**Exercise objective**:
The word "место" occurs in some of the lines below; copy each of those lines.

Records from a collection:

━━━━━━━━━━━━━━━━━━━━

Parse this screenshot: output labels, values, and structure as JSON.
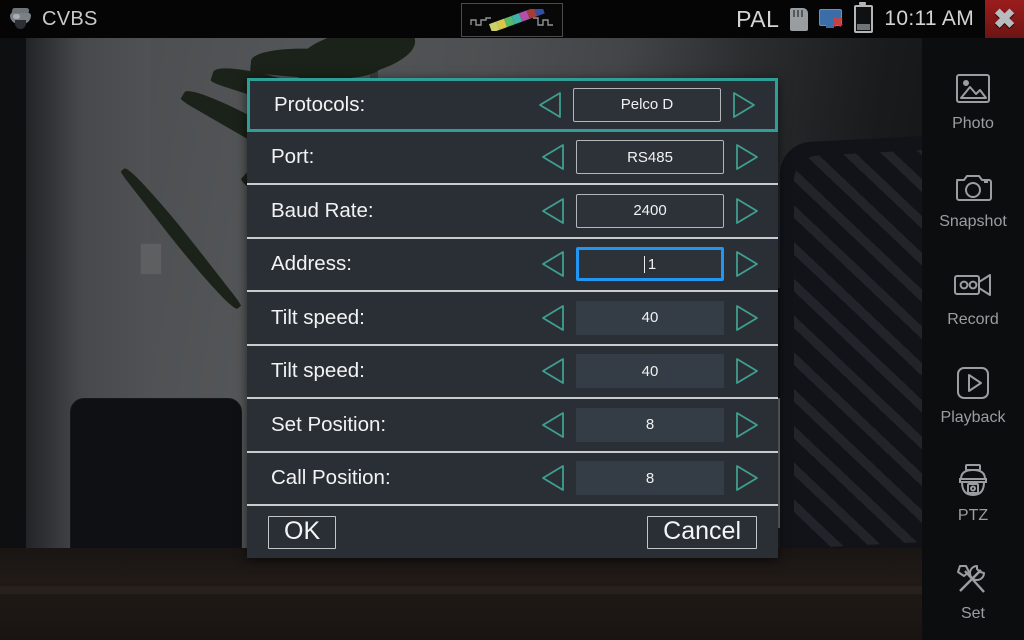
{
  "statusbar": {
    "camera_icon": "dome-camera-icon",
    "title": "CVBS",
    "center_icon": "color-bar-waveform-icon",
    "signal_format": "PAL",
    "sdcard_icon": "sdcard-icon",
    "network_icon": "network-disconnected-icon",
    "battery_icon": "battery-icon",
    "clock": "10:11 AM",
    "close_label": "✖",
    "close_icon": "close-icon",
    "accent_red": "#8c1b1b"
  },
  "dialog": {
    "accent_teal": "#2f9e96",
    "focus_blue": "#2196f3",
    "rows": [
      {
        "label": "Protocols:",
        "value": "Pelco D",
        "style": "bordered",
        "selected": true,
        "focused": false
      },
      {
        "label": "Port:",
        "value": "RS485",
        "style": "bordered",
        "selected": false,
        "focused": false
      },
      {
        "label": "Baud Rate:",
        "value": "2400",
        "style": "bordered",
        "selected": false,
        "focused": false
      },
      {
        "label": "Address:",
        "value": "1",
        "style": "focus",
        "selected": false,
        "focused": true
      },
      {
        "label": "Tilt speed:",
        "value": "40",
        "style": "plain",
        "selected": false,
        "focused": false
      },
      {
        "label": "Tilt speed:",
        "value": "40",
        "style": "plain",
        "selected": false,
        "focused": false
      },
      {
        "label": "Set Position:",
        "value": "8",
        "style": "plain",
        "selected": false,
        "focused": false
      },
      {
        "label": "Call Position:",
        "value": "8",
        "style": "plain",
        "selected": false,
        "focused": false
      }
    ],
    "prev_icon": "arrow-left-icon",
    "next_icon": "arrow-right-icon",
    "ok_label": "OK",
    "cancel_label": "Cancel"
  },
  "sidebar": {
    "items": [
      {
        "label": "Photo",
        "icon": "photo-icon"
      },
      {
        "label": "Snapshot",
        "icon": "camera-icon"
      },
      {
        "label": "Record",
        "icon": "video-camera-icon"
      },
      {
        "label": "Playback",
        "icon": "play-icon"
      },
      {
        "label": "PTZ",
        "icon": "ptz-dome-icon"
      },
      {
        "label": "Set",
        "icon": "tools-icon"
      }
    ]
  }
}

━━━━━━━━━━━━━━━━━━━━

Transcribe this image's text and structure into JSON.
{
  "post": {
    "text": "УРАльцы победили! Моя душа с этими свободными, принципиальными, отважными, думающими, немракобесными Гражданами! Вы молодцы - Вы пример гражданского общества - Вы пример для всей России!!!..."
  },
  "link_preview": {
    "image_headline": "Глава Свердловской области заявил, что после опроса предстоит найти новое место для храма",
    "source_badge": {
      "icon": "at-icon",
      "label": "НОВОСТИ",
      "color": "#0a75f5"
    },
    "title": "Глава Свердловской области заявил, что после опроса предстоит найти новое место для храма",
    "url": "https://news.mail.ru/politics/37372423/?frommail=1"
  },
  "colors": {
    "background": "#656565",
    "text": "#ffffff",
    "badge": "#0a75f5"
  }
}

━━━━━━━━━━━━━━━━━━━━

**Task response**:
    "image_headline": "Глава Свердловской области заявил, что после опроса предстоит найти новое место для храма",
    "title": "Глава Свердловской области заявил, что после опроса предстоит найти новое место для храма",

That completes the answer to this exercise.